Do Tom Stern and Alex Winter have any regrets about the way that “Freaked” entered the world? Maybe some. Stern acknowledges that it was a tough experience for him to go through while it was happening, the disappointment of having poured so much energy into something that was essentially being abandoned led him to struggle with feelings of depression. Winter regrets the fact that they didn’t get to finish the production the way they would have wanted to. As he mentioned to Junk Food Dinner, “The hardest part about it was not being able to make a soundtrack, because we had Iggy Pop, because we had Motorhead, because we had the Red Hot Chili Peppers. That was a bummer.” Looking back, it’s certainly a “what might have been” moment for the two of them as directors: Had the film gotten a traditional theatrical release, it likely would have put them on the map, leading to bigger opportunities in Hollywood.

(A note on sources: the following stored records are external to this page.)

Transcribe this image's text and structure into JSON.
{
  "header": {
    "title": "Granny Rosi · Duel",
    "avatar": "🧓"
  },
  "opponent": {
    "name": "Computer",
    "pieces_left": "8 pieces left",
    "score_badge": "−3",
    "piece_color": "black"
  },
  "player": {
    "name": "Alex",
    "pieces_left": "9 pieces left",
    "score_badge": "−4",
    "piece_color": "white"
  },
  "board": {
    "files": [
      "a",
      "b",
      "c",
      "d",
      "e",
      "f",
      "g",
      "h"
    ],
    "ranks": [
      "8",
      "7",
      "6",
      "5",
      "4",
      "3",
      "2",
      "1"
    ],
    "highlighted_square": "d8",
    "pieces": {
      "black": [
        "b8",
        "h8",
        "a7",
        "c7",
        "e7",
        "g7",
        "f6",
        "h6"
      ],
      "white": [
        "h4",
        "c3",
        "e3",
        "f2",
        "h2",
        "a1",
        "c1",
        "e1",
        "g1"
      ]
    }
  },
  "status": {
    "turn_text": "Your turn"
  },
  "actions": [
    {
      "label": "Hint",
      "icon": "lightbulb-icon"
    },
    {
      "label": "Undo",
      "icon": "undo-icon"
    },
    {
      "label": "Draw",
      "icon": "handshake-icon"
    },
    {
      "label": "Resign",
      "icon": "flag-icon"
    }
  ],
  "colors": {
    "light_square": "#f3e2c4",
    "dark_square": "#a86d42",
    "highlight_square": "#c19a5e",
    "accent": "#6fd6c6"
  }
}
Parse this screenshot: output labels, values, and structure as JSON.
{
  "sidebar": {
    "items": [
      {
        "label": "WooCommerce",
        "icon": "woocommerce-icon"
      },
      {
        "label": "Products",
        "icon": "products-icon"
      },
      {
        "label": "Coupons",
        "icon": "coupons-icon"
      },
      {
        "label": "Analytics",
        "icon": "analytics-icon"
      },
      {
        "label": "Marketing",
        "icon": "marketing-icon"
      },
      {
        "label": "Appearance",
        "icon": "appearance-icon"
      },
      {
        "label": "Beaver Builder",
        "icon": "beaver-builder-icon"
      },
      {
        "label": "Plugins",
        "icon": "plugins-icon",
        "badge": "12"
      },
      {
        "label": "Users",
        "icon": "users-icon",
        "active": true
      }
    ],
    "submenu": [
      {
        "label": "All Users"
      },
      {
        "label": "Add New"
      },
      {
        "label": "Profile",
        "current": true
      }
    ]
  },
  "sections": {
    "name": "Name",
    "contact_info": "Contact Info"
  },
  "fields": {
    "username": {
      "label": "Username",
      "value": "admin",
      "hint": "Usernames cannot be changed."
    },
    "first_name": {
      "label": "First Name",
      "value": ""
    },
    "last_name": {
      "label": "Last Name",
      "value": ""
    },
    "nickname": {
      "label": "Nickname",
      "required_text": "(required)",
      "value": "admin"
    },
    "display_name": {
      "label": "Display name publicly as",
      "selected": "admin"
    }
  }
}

But at the same time, there’s a lot to be grateful for — the fact that the film got made at all, for example. “Looking back on it, we were just damn lucky that we were through the bulk of post when that happened. Because all I care about is that we made the damn movie … If the chairman had left six months earlier we wouldn’t have finished the movie,” Winter said. In a way, the journey of “Freaked” to cult status is entirely fitting with its bizarre, subversive nature. Maybe this was never meant to be a major studio release, but a strange little indie film that audiences had to discover. “The transition back in the day was sort of watching it go from something that started as a very small grassroots thing to blowing up into this big Hollywood thing, to it basically going back to being what we originally had in mind,” he told Nerdist. The path may not have been as smooth as they had originally envisioned, but it’s hard to imagine a more appropriate long-term success story for such a film.